Work required
Please output the lines from the one with "What's the underlying" through the end of the data exactly as written, omitting all pictures.

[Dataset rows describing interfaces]
>>>>

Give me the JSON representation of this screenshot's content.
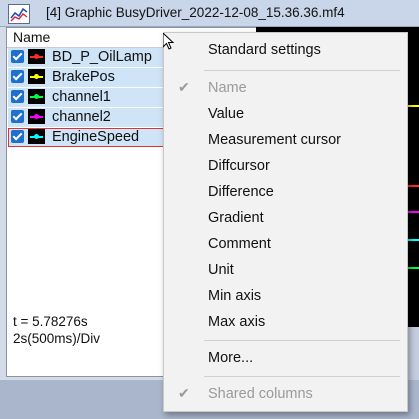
{
  "window": {
    "title": "[4] Graphic BusyDriver_2022-12-08_15.36.36.mf4"
  },
  "signal_list": {
    "column_header": "Name",
    "rows": [
      {
        "label": "BD_P_OilLamp",
        "color": "#ff2a2a",
        "checked": true,
        "selected": false
      },
      {
        "label": "BrakePos",
        "color": "#ffff00",
        "checked": true,
        "selected": false
      },
      {
        "label": "channel1",
        "color": "#00ff40",
        "checked": true,
        "selected": false
      },
      {
        "label": "channel2",
        "color": "#ff00ff",
        "checked": true,
        "selected": false
      },
      {
        "label": "EngineSpeed",
        "color": "#00ffff",
        "checked": true,
        "selected": true
      }
    ],
    "cursor_time": "t = 5.78276s",
    "time_div": "2s(500ms)/Div"
  },
  "context_menu": {
    "items": [
      {
        "label": "Standard settings",
        "enabled": true,
        "checked": false
      },
      {
        "label": "Name",
        "enabled": false,
        "checked": true
      },
      {
        "label": "Value",
        "enabled": true,
        "checked": false
      },
      {
        "label": "Measurement cursor",
        "enabled": true,
        "checked": false
      },
      {
        "label": "Diffcursor",
        "enabled": true,
        "checked": false
      },
      {
        "label": "Difference",
        "enabled": true,
        "checked": false
      },
      {
        "label": "Gradient",
        "enabled": true,
        "checked": false
      },
      {
        "label": "Comment",
        "enabled": true,
        "checked": false
      },
      {
        "label": "Unit",
        "enabled": true,
        "checked": false
      },
      {
        "label": "Min axis",
        "enabled": true,
        "checked": false
      },
      {
        "label": "Max axis",
        "enabled": true,
        "checked": false
      },
      {
        "label": "More...",
        "enabled": true,
        "checked": false
      },
      {
        "label": "Shared columns",
        "enabled": false,
        "checked": true
      }
    ]
  }
}
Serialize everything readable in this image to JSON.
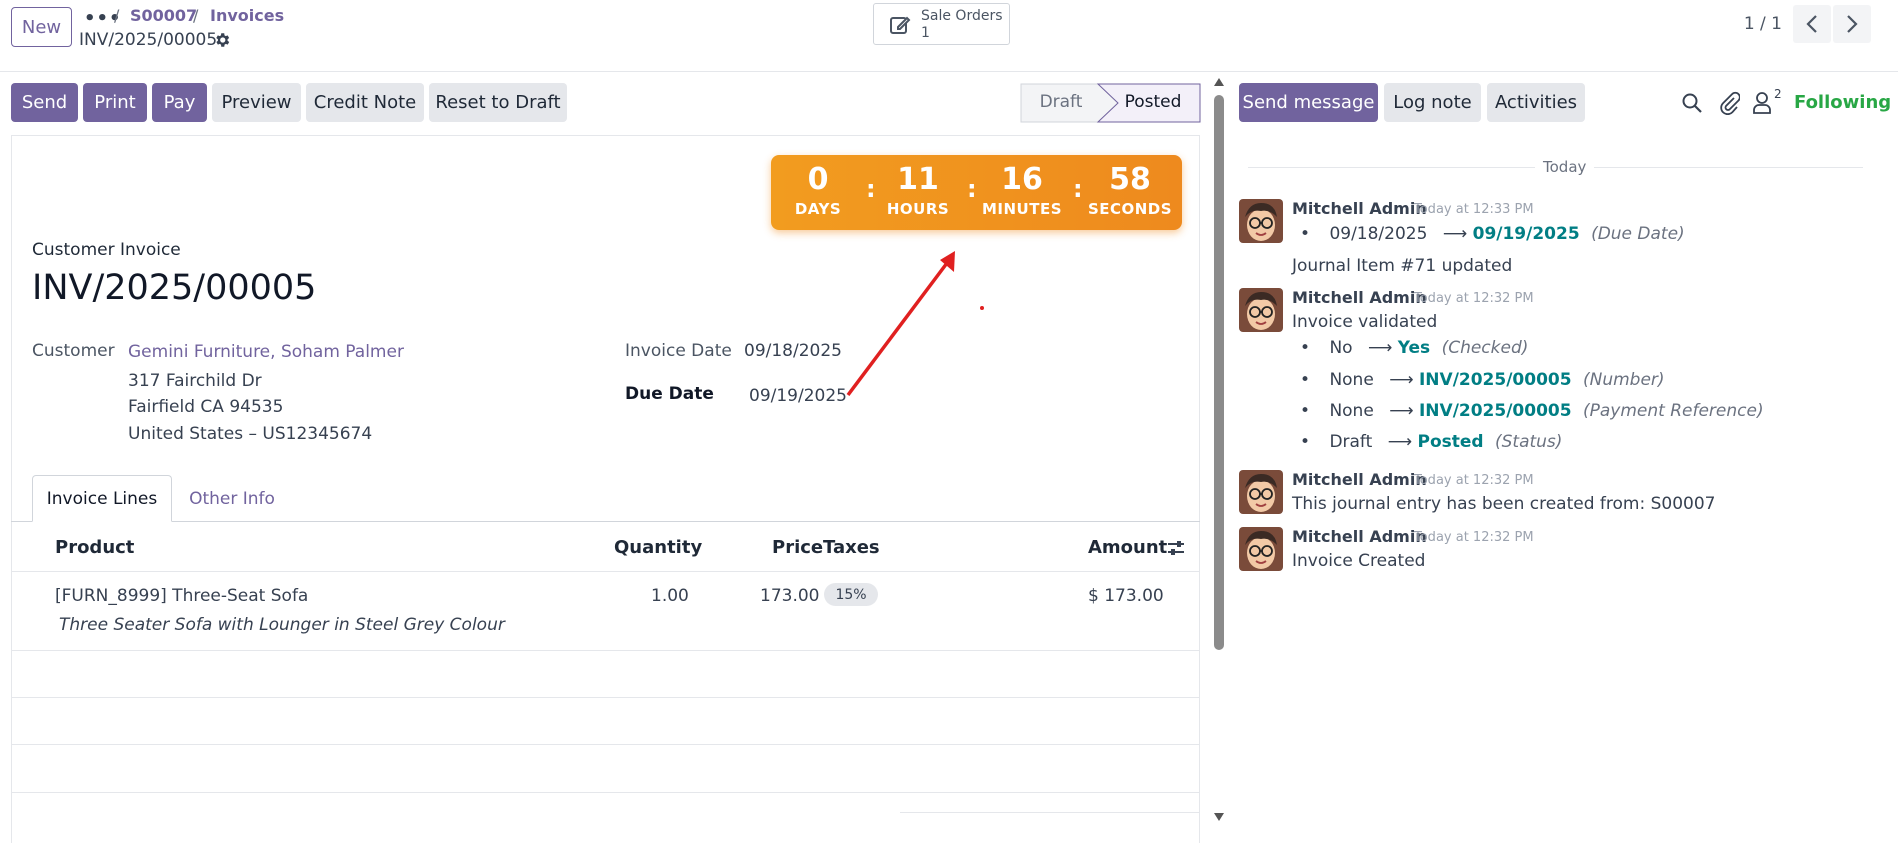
{
  "control_panel": {
    "new_label": "New",
    "more_label": "•••",
    "breadcrumb": [
      {
        "label": "S00007"
      },
      {
        "label": "Invoices"
      }
    ],
    "breadcrumb_sep": "/",
    "record_name": "INV/2025/00005",
    "smart_button": {
      "label": "Sale Orders",
      "count": "1"
    },
    "pager": "1 / 1"
  },
  "actions": {
    "send": "Send",
    "print": "Print",
    "pay": "Pay",
    "preview": "Preview",
    "credit_note": "Credit Note",
    "reset_to_draft": "Reset to Draft"
  },
  "status": {
    "steps": [
      "Draft",
      "Posted"
    ],
    "current": "Posted"
  },
  "countdown": {
    "days": "0",
    "days_label": "DAYS",
    "hours": "11",
    "hours_label": "HOURS",
    "minutes": "16",
    "minutes_label": "MINUTES",
    "seconds": "58",
    "seconds_label": "SECONDS"
  },
  "invoice": {
    "type_label": "Customer Invoice",
    "number": "INV/2025/00005",
    "customer_label": "Customer",
    "customer_name": "Gemini Furniture, Soham Palmer",
    "address_line1": "317 Fairchild Dr",
    "address_line2": "Fairfield CA 94535",
    "address_line3": "United States – US12345674",
    "invoice_date_label": "Invoice Date",
    "invoice_date": "09/18/2025",
    "due_date_label": "Due Date",
    "due_date": "09/19/2025"
  },
  "tabs": [
    {
      "label": "Invoice Lines"
    },
    {
      "label": "Other Info"
    }
  ],
  "table": {
    "headers": {
      "product": "Product",
      "quantity": "Quantity",
      "price": "Price",
      "taxes": "Taxes",
      "amount": "Amount"
    },
    "rows": [
      {
        "product": "[FURN_8999] Three-Seat Sofa",
        "description": "Three Seater Sofa with Lounger in Steel Grey Colour",
        "quantity": "1.00",
        "price": "173.00",
        "tax": "15%",
        "amount": "$ 173.00"
      }
    ]
  },
  "chatter": {
    "send_message": "Send message",
    "log_note": "Log note",
    "activities": "Activities",
    "followers_count": "2",
    "following": "Following",
    "date_separator": "Today",
    "messages": [
      {
        "author": "Mitchell Admin",
        "time": "Today at 12:33 PM",
        "changes": [
          {
            "old": "09/18/2025",
            "new": "09/19/2025",
            "field": "(Due Date)"
          }
        ],
        "body": "Journal Item #71 updated"
      },
      {
        "author": "Mitchell Admin",
        "time": "Today at 12:32 PM",
        "body": "Invoice validated",
        "changes": [
          {
            "old": "No",
            "new": "Yes",
            "field": "(Checked)"
          },
          {
            "old": "None",
            "new": "INV/2025/00005",
            "field": "(Number)"
          },
          {
            "old": "None",
            "new": "INV/2025/00005",
            "field": "(Payment Reference)"
          },
          {
            "old": "Draft",
            "new": "Posted",
            "field": "(Status)"
          }
        ]
      },
      {
        "author": "Mitchell Admin",
        "time": "Today at 12:32 PM",
        "body": "This journal entry has been created from: S00007"
      },
      {
        "author": "Mitchell Admin",
        "time": "Today at 12:32 PM",
        "body": "Invoice Created"
      }
    ]
  },
  "colors": {
    "brand": "#71639e",
    "timer": "#f29c1f",
    "link_teal": "#017e84",
    "following": "#28a745",
    "annotation_arrow": "#e02020"
  },
  "icons": [
    "gear-icon",
    "edit-icon",
    "chevron-left-icon",
    "chevron-right-icon",
    "search-icon",
    "paperclip-icon",
    "user-icon",
    "adjust-icon"
  ]
}
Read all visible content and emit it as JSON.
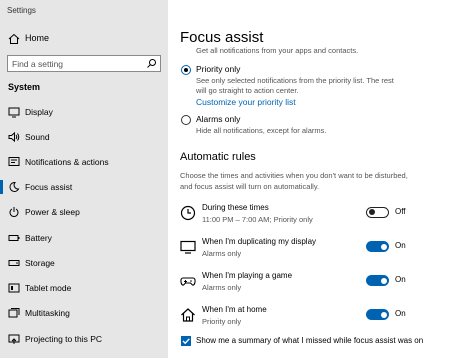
{
  "window": {
    "title": "Settings"
  },
  "sidebar": {
    "home_label": "Home",
    "search_placeholder": "Find a setting",
    "section_heading": "System",
    "items": [
      {
        "label": "Display",
        "icon": "display-icon",
        "active": false
      },
      {
        "label": "Sound",
        "icon": "sound-icon",
        "active": false
      },
      {
        "label": "Notifications & actions",
        "icon": "notifications-icon",
        "active": false
      },
      {
        "label": "Focus assist",
        "icon": "moon-icon",
        "active": true
      },
      {
        "label": "Power & sleep",
        "icon": "power-icon",
        "active": false
      },
      {
        "label": "Battery",
        "icon": "battery-icon",
        "active": false
      },
      {
        "label": "Storage",
        "icon": "storage-icon",
        "active": false
      },
      {
        "label": "Tablet mode",
        "icon": "tablet-mode-icon",
        "active": false
      },
      {
        "label": "Multitasking",
        "icon": "multitasking-icon",
        "active": false
      },
      {
        "label": "Projecting to this PC",
        "icon": "projecting-icon",
        "active": false
      }
    ]
  },
  "main": {
    "title": "Focus assist",
    "cut_off_description": "Get all notifications from your apps and contacts.",
    "options": [
      {
        "label": "Priority only",
        "selected": true,
        "description": [
          "See only selected notifications from the priority list. The rest",
          "will go straight to action center."
        ],
        "link": "Customize your priority list"
      },
      {
        "label": "Alarms only",
        "selected": false,
        "description": [
          "Hide all notifications, except for alarms."
        ]
      }
    ],
    "automatic_rules": {
      "heading": "Automatic rules",
      "description": "Choose the times and activities when you don't want to be disturbed, and focus assist will turn on automatically.",
      "rules": [
        {
          "title": "During these times",
          "detail": "11:00 PM – 7:00 AM; Priority only",
          "on": false,
          "state": "Off",
          "icon": "clock-icon"
        },
        {
          "title": "When I'm duplicating my display",
          "detail": "Alarms only",
          "on": true,
          "state": "On",
          "icon": "monitor-icon"
        },
        {
          "title": "When I'm playing a game",
          "detail": "Alarms only",
          "on": true,
          "state": "On",
          "icon": "gamepad-icon"
        },
        {
          "title": "When I'm at home",
          "detail": "Priority only",
          "on": true,
          "state": "On",
          "icon": "house-icon"
        }
      ]
    },
    "summary_checkbox": {
      "label": "Show me a summary of what I missed while focus assist was on",
      "checked": true
    }
  },
  "colors": {
    "accent": "#0063b1",
    "sidebar_bg": "#e6e6e6"
  }
}
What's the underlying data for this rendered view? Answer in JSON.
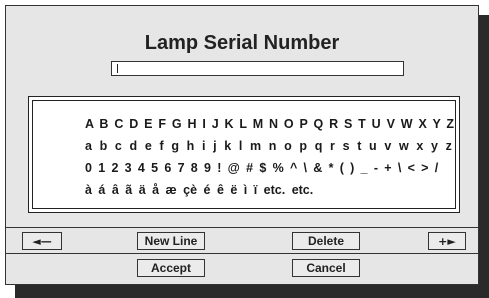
{
  "dialog": {
    "title": "Lamp Serial Number",
    "input_value": ""
  },
  "keyboard": {
    "rows": [
      "A B C D E F G H I J K L M N O P Q R S T U V W X Y Z",
      "a b c d e f g h i j k l m n o p q r s t u v w x y z",
      "0 1 2 3 4 5 6 7 8 9 ! @ # $ % ^ \\ & * ( ) _ - + \\ < > /",
      "à á â ã ä å æ çè é ê ë ì ï etc. etc."
    ]
  },
  "controls": {
    "left_arrow": "◄—",
    "right_arrow": "+►",
    "new_line_label": "New Line",
    "delete_label": "Delete",
    "accept_label": "Accept",
    "cancel_label": "Cancel"
  }
}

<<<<

Your response
What's the underlying data for this rendered view? Answer in JSON.
{
  "dialog": {
    "title": "Lamp Serial Number",
    "input_value": ""
  },
  "keyboard": {
    "rows": [
      "A B C D E F G H I J K L M N O P Q R S T U V W X Y Z",
      "a b c d e f g h i j k l m n o p q r s t u v w x y z",
      "0 1 2 3 4 5 6 7 8 9 ! @ # $ % ^ \\ & * ( ) _ - + \\ < > /",
      "à á â ã ä å æ çè é ê ë ì ï etc. etc."
    ]
  },
  "controls": {
    "left_arrow": "◄—",
    "right_arrow": "+►",
    "new_line_label": "New Line",
    "delete_label": "Delete",
    "accept_label": "Accept",
    "cancel_label": "Cancel"
  }
}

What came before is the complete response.